*Brief*.
Each line below with the string "generatePo" should be copied.

*Extracted data*.

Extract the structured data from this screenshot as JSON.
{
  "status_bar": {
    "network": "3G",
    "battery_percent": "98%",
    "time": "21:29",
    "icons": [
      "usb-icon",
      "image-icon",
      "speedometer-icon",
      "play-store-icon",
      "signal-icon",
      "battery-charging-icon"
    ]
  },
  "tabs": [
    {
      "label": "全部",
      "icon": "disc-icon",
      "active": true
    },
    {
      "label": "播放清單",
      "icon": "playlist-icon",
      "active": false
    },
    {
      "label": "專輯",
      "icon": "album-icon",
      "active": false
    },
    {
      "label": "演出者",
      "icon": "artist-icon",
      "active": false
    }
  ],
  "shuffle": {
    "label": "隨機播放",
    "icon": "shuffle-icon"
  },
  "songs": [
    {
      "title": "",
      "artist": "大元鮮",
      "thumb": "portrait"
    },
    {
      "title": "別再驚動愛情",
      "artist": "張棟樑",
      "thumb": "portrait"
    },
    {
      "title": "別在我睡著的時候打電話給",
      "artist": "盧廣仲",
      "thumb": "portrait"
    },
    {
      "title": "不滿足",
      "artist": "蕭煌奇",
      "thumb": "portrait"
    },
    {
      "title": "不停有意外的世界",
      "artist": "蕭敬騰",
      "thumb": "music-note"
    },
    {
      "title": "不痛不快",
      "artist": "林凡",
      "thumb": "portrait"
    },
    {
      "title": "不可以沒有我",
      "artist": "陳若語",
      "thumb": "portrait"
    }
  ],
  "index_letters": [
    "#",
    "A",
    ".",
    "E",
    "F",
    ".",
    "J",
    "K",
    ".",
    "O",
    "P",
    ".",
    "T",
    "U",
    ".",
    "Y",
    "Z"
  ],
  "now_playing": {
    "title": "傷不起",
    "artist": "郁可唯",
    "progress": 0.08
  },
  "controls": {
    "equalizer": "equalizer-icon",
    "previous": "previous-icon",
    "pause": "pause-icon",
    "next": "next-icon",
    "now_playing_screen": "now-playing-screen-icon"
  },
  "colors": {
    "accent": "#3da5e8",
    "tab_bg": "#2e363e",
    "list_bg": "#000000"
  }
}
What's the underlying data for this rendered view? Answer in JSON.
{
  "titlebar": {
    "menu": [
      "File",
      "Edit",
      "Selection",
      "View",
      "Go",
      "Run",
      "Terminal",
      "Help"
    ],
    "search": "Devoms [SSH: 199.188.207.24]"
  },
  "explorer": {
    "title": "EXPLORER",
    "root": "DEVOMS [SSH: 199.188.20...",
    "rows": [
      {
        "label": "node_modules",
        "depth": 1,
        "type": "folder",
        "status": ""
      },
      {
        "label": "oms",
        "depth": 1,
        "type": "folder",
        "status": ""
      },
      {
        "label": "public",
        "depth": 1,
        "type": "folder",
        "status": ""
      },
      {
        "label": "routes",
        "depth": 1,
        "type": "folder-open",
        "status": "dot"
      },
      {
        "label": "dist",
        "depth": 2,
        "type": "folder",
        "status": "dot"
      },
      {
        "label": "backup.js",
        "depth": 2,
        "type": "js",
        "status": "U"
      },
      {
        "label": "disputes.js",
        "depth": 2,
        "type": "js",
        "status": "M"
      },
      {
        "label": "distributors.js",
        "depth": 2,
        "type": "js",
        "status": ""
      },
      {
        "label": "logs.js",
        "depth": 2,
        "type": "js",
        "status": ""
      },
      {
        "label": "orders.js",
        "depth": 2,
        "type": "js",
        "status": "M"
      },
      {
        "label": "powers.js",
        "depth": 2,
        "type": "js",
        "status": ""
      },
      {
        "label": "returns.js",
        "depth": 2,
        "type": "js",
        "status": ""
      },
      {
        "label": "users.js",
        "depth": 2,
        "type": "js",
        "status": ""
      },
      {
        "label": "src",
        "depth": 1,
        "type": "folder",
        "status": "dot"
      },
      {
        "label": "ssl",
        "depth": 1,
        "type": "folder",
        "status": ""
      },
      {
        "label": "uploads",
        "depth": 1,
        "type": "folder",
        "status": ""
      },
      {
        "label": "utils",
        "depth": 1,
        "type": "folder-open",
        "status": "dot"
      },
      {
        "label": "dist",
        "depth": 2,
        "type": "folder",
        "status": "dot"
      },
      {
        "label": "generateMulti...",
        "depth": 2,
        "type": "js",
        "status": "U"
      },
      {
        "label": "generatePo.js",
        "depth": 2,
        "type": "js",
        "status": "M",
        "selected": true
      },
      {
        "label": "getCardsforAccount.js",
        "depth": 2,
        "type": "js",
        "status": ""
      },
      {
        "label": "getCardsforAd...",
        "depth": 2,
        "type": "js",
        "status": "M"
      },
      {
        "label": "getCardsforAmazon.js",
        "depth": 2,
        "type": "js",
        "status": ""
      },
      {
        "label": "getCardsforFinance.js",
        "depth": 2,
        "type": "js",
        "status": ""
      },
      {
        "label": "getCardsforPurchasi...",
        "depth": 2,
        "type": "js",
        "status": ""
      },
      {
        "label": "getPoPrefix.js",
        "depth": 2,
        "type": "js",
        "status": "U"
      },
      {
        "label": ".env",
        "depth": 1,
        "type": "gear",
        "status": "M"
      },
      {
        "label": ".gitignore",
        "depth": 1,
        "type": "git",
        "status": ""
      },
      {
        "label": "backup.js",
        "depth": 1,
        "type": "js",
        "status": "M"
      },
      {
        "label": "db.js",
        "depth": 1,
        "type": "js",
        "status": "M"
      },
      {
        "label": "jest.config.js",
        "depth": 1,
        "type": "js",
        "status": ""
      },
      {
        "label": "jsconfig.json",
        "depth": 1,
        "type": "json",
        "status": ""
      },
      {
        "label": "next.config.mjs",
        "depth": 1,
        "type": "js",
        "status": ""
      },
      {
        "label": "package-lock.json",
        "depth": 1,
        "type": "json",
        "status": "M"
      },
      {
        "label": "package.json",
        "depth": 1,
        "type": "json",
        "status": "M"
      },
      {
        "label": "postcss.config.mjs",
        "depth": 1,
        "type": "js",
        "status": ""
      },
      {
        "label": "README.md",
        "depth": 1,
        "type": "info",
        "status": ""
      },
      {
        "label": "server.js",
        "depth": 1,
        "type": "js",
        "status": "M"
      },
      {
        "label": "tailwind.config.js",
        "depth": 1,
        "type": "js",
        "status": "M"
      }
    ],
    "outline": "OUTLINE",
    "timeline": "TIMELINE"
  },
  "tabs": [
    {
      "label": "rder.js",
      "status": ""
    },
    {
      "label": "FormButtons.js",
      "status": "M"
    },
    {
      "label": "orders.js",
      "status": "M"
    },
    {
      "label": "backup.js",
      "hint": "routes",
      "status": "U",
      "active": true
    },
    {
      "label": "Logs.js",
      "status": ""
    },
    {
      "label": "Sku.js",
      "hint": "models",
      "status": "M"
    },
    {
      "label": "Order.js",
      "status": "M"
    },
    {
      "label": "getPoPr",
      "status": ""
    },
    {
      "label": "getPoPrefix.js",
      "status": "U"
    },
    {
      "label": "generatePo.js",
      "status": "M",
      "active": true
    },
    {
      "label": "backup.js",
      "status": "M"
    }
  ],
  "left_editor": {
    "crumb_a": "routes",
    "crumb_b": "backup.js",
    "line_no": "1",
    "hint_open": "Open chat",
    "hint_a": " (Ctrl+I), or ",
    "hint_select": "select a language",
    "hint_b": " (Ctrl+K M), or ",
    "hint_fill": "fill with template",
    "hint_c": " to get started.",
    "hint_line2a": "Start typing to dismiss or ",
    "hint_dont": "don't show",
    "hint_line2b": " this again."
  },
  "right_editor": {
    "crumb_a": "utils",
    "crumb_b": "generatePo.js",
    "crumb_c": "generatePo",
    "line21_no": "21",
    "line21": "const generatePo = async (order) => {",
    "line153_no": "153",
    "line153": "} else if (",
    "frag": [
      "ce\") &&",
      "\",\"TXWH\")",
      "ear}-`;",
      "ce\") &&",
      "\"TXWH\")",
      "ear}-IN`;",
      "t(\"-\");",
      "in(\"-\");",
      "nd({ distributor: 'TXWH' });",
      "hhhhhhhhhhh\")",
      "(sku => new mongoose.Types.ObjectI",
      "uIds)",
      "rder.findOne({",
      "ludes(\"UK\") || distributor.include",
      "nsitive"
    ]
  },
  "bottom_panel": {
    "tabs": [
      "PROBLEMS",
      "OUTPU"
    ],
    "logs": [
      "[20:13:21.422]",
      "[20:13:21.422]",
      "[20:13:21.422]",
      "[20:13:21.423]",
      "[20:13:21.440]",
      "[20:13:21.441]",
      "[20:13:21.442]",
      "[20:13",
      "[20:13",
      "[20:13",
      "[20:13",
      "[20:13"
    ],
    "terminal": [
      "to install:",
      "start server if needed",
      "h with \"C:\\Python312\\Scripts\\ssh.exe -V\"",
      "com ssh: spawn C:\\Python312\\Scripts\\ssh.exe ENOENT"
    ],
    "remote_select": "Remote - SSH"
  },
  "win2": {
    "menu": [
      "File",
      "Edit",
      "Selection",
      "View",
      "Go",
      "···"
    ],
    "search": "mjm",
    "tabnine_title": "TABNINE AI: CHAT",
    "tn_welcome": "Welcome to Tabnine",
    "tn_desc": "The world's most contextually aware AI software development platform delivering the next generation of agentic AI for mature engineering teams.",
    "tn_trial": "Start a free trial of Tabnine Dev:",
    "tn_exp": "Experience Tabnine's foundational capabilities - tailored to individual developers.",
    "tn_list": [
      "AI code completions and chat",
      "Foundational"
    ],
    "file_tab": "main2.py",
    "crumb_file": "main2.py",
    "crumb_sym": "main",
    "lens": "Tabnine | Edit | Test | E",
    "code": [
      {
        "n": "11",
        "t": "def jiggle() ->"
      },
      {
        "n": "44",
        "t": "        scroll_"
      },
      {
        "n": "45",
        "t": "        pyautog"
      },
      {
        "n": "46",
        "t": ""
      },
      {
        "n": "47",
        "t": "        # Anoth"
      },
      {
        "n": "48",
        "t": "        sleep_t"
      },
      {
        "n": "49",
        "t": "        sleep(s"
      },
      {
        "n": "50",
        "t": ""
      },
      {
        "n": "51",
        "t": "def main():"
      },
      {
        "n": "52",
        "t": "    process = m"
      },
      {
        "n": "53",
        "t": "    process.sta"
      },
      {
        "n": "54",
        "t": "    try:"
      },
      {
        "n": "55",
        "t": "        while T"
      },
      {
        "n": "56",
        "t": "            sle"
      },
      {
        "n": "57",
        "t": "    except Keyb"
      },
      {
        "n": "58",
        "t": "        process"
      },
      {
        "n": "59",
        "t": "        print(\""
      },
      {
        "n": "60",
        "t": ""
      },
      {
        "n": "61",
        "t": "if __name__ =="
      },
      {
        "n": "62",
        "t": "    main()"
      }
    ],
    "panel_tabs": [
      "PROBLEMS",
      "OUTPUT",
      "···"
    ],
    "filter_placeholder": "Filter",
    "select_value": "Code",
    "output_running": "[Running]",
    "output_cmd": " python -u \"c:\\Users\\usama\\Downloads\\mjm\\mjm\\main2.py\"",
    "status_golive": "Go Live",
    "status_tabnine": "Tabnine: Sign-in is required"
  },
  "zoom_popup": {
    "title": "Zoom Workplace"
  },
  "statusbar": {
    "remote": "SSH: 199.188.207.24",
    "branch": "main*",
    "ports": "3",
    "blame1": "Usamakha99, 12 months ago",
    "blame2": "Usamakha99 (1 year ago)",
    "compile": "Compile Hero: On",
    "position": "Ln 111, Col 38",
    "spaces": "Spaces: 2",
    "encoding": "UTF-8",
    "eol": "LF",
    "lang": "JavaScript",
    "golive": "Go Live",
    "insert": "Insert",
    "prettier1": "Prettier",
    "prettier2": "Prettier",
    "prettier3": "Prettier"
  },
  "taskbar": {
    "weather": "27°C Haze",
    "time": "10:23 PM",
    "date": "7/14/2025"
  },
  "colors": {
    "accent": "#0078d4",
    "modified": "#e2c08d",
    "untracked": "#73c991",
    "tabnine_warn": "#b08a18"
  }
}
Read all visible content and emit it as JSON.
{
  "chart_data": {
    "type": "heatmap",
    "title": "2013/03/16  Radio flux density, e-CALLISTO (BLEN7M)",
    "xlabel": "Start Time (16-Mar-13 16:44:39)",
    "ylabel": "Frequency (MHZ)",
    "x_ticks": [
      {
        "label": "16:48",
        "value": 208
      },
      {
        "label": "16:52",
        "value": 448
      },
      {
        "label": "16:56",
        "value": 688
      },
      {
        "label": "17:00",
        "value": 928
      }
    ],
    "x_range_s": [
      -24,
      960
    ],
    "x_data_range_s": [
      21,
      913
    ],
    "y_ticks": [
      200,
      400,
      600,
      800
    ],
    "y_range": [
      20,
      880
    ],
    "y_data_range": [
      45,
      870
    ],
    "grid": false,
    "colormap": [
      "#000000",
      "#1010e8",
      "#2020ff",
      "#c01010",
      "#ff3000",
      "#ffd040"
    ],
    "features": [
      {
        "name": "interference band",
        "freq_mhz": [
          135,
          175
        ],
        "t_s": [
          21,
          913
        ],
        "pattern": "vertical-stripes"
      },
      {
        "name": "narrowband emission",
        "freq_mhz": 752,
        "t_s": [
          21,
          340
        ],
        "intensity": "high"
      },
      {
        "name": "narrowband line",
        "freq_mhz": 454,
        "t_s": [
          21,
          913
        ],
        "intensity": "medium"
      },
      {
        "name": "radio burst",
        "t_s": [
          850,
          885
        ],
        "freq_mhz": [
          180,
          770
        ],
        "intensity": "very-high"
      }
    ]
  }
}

*Response to this task*.
        "label": "generatePo.js",
      "label": "generatePo.js",
    "crumb_b": "generatePo.js",
    "crumb_c": "generatePo",
    "line21": "const generatePo = async (order) => {",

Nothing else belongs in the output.